[Items from an interface collection]
Content starts
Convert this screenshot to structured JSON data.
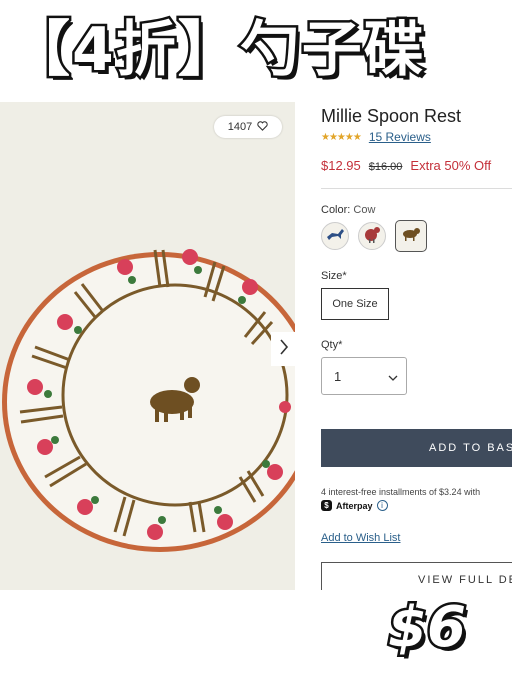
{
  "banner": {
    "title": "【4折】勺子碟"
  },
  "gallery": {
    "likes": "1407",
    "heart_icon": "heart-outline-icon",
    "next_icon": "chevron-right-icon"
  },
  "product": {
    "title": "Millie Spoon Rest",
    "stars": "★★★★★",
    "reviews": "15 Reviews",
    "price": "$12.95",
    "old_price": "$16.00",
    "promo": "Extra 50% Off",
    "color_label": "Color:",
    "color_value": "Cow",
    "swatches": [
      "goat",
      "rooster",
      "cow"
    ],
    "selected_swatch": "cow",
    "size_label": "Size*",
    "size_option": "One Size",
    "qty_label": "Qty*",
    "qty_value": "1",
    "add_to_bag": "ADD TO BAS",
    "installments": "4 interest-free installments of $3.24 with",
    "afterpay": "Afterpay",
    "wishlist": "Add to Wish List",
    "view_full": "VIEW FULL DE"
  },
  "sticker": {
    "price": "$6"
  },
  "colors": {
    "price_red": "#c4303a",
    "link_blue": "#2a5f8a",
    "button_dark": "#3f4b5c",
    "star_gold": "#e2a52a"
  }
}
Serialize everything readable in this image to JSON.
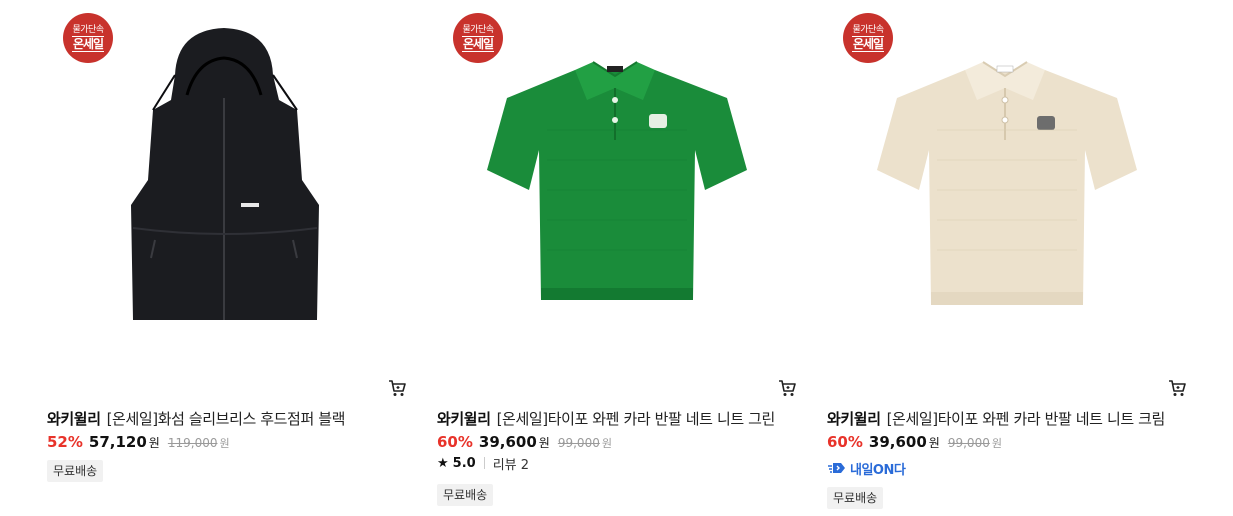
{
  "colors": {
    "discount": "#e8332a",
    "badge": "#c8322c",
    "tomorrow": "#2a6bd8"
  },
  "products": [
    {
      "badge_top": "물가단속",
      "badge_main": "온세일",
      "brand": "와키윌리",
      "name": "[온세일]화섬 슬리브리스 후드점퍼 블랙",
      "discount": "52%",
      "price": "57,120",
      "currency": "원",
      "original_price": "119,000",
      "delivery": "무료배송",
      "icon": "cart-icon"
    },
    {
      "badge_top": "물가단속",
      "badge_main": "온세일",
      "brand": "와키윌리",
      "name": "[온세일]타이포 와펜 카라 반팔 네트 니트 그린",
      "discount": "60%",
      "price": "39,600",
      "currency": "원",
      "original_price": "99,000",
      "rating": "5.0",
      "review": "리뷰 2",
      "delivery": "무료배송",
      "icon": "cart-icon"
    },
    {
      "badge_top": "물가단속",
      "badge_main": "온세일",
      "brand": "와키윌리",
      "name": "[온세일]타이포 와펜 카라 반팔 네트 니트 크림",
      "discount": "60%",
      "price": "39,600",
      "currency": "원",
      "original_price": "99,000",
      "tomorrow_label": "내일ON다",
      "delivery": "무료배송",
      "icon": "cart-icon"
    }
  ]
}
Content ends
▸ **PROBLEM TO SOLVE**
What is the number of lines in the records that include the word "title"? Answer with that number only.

▸ **TASK RESPONSE**
2